Fix the Courts: Stand with Hank on Court Reform

Congressman Johnson Announces $348K Grant For Georgia Piedmont Technical College

NSF funding will create new career pathway in STEM fields for local high school students

CLARKSTON, GA — On May 29, the National Science Foundation (NSF) announced it has awarded Georgia Piedmont Technical College (GPTC) in Clarkston with a $347,888 grant for their “Strengthening High School Initiatives in Future Technology” project.

The project will develop a one-year pathway for high school dual enrollment (DE) students on the Accelerated Career Pathways (ACP) high school graduation plan, to earn two college certificates in mechatronics. Mechatronics a multidisciplinary field that refers to the skill sets needed in the contemporary, advanced automated manufacturing industry. At the intersection of mechanics, electronics, and computing, mechatronics specialists create simpler, smarter systems.

“I am encouraged by the growing study of STEM by students — particularly those in K-12,” said Rep Hank Johnson. “Georgia Piedmont Technical College’s award of this grant not only advances the interest of students looking into mechatronics, but gives those who would not otherwise be able to afford these courses an opportunity to grow their knowledge and provide them with valuable experiences.”

In Georgia, the ACP offers a unique path to high school graduation for career-focused students, where they simultaneously earn a high school diploma and college credentials in a specific career pathway. Over the three years of the project, 60 students will be recruited to participate in the program.
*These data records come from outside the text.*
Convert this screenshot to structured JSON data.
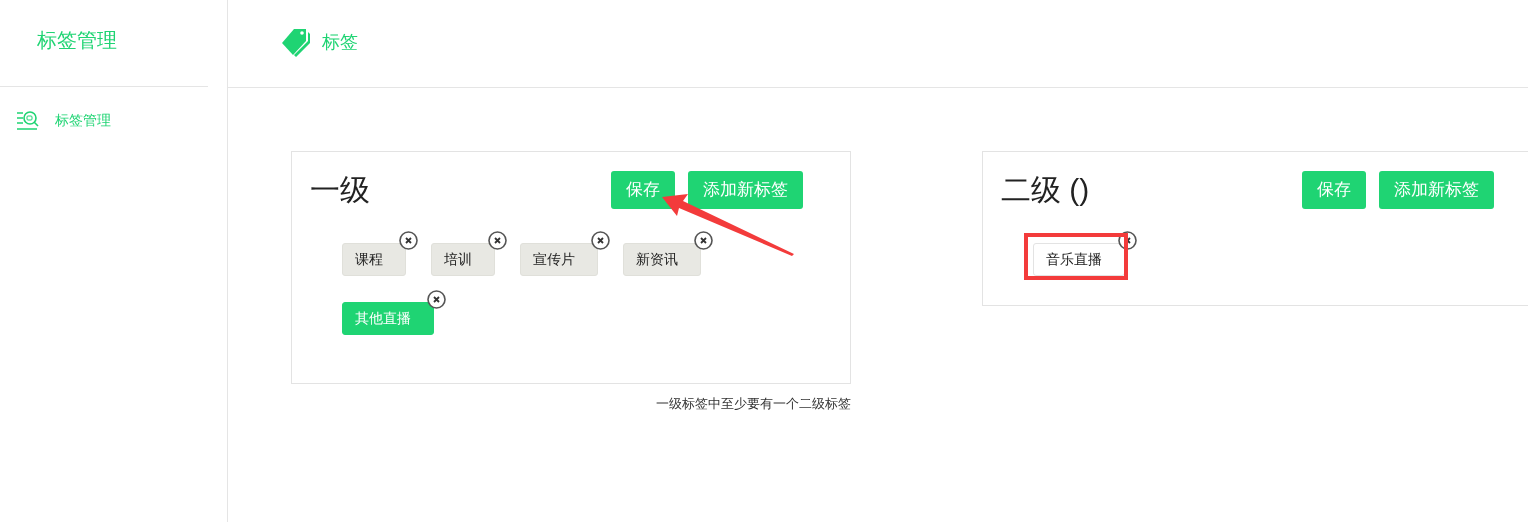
{
  "sidebar": {
    "title": "标签管理",
    "items": [
      {
        "label": "标签管理",
        "selected": true
      }
    ]
  },
  "header": {
    "title": "标签"
  },
  "panels": [
    {
      "kind": "primary",
      "title": "一级",
      "buttons": [
        "保存",
        "添加新标签"
      ],
      "tags": [
        {
          "label": "课程",
          "selected": false
        },
        {
          "label": "培训",
          "selected": false
        },
        {
          "label": "宣传片",
          "selected": false
        },
        {
          "label": "新资讯",
          "selected": false
        },
        {
          "label": "其他直播",
          "selected": true
        }
      ],
      "note": "一级标签中至少要有一个二级标签"
    },
    {
      "kind": "secondary",
      "title": "二级 ()",
      "buttons": [
        "保存",
        "添加新标签"
      ],
      "tags": [
        {
          "label": "音乐直播",
          "selected": false
        }
      ]
    }
  ]
}
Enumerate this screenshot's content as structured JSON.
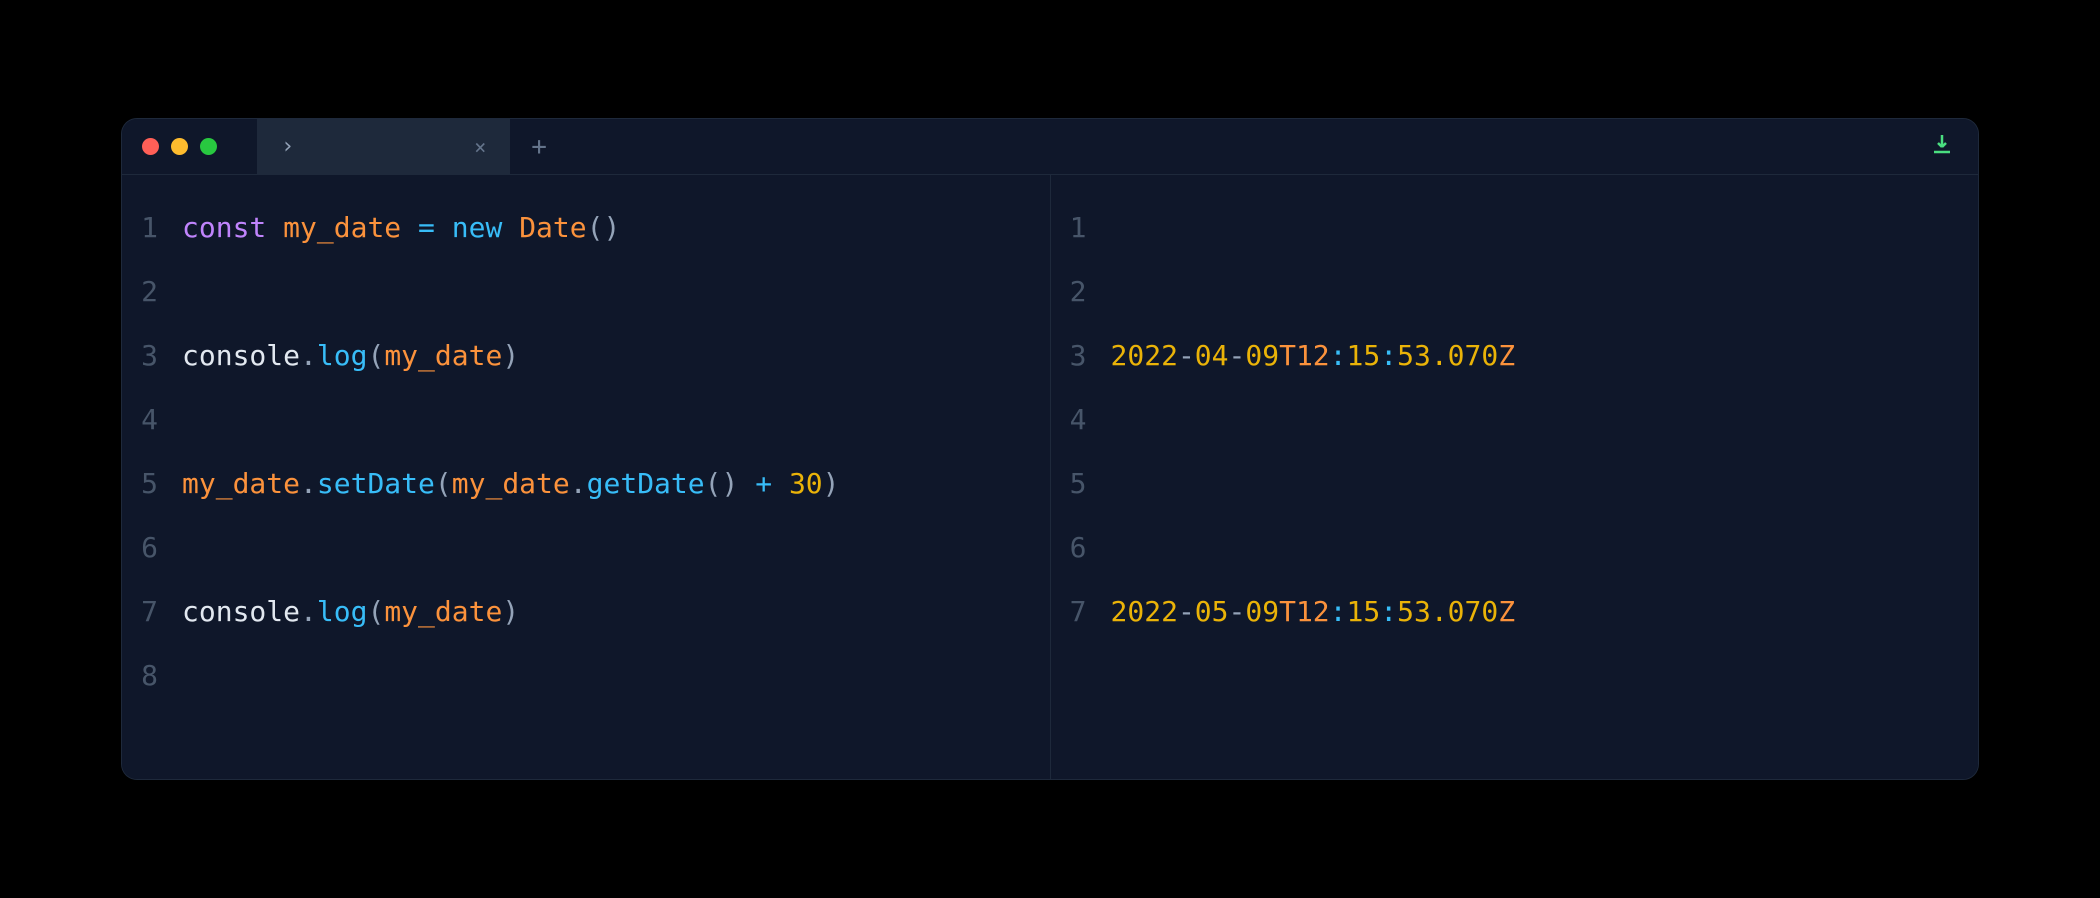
{
  "titlebar": {
    "tab_label": "›",
    "tab_close": "×",
    "new_tab": "+"
  },
  "left_pane": {
    "lines": [
      {
        "num": "1",
        "tokens": [
          {
            "cls": "tk-keyword",
            "text": "const"
          },
          {
            "cls": "tk-ident",
            "text": " "
          },
          {
            "cls": "tk-variable",
            "text": "my_date"
          },
          {
            "cls": "tk-ident",
            "text": " "
          },
          {
            "cls": "tk-operator",
            "text": "="
          },
          {
            "cls": "tk-ident",
            "text": " "
          },
          {
            "cls": "tk-operator",
            "text": "new"
          },
          {
            "cls": "tk-ident",
            "text": " "
          },
          {
            "cls": "tk-class",
            "text": "Date"
          },
          {
            "cls": "tk-punct",
            "text": "()"
          }
        ]
      },
      {
        "num": "2",
        "tokens": []
      },
      {
        "num": "3",
        "tokens": [
          {
            "cls": "tk-ident",
            "text": "console"
          },
          {
            "cls": "tk-punct",
            "text": "."
          },
          {
            "cls": "tk-method",
            "text": "log"
          },
          {
            "cls": "tk-punct",
            "text": "("
          },
          {
            "cls": "tk-variable",
            "text": "my_date"
          },
          {
            "cls": "tk-punct",
            "text": ")"
          }
        ]
      },
      {
        "num": "4",
        "tokens": []
      },
      {
        "num": "5",
        "tokens": [
          {
            "cls": "tk-variable",
            "text": "my_date"
          },
          {
            "cls": "tk-punct",
            "text": "."
          },
          {
            "cls": "tk-method",
            "text": "setDate"
          },
          {
            "cls": "tk-punct",
            "text": "("
          },
          {
            "cls": "tk-variable",
            "text": "my_date"
          },
          {
            "cls": "tk-punct",
            "text": "."
          },
          {
            "cls": "tk-method",
            "text": "getDate"
          },
          {
            "cls": "tk-punct",
            "text": "() "
          },
          {
            "cls": "tk-operator",
            "text": "+"
          },
          {
            "cls": "tk-ident",
            "text": " "
          },
          {
            "cls": "tk-number",
            "text": "30"
          },
          {
            "cls": "tk-punct",
            "text": ")"
          }
        ]
      },
      {
        "num": "6",
        "tokens": []
      },
      {
        "num": "7",
        "tokens": [
          {
            "cls": "tk-ident",
            "text": "console"
          },
          {
            "cls": "tk-punct",
            "text": "."
          },
          {
            "cls": "tk-method",
            "text": "log"
          },
          {
            "cls": "tk-punct",
            "text": "("
          },
          {
            "cls": "tk-variable",
            "text": "my_date"
          },
          {
            "cls": "tk-punct",
            "text": ")"
          }
        ]
      },
      {
        "num": "8",
        "tokens": []
      }
    ]
  },
  "right_pane": {
    "lines": [
      {
        "num": "1",
        "tokens": []
      },
      {
        "num": "2",
        "tokens": []
      },
      {
        "num": "3",
        "tokens": [
          {
            "cls": "tk-date-num",
            "text": "2022"
          },
          {
            "cls": "tk-punct",
            "text": "-"
          },
          {
            "cls": "tk-date-num",
            "text": "04"
          },
          {
            "cls": "tk-punct",
            "text": "-"
          },
          {
            "cls": "tk-date-num",
            "text": "09"
          },
          {
            "cls": "tk-date-t",
            "text": "T12"
          },
          {
            "cls": "tk-date-colon",
            "text": ":"
          },
          {
            "cls": "tk-date-num",
            "text": "15"
          },
          {
            "cls": "tk-date-colon",
            "text": ":"
          },
          {
            "cls": "tk-date-num",
            "text": "53.070"
          },
          {
            "cls": "tk-date-z",
            "text": "Z"
          }
        ]
      },
      {
        "num": "4",
        "tokens": []
      },
      {
        "num": "5",
        "tokens": []
      },
      {
        "num": "6",
        "tokens": []
      },
      {
        "num": "7",
        "tokens": [
          {
            "cls": "tk-date-num",
            "text": "2022"
          },
          {
            "cls": "tk-punct",
            "text": "-"
          },
          {
            "cls": "tk-date-num",
            "text": "05"
          },
          {
            "cls": "tk-punct",
            "text": "-"
          },
          {
            "cls": "tk-date-num",
            "text": "09"
          },
          {
            "cls": "tk-date-t",
            "text": "T12"
          },
          {
            "cls": "tk-date-colon",
            "text": ":"
          },
          {
            "cls": "tk-date-num",
            "text": "15"
          },
          {
            "cls": "tk-date-colon",
            "text": ":"
          },
          {
            "cls": "tk-date-num",
            "text": "53.070"
          },
          {
            "cls": "tk-date-z",
            "text": "Z"
          }
        ]
      }
    ]
  }
}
The project will align the required courses with experiential learning activities, in coordination with the local school systems and industry partners, strengthening the K-12 pipeline and improving the readiness of students to transition into the high-demand career field of mechatronics as technicians.

Because GPTC has a high population of economically disadvantaged and underrepresented students in STEM fields, the grant has the potential to broaden participation in the mechatronics workforce, generate new knowledge on how high school students are prepared for college and high-demand, good-paying career fields.

“This award allows us to introduce high school students to career options in emerging technologies that result in high wages,” said Georgia Piedmont Technical College President Tavarez Holston. “It is timely and relevant for regional workforce development efforts.”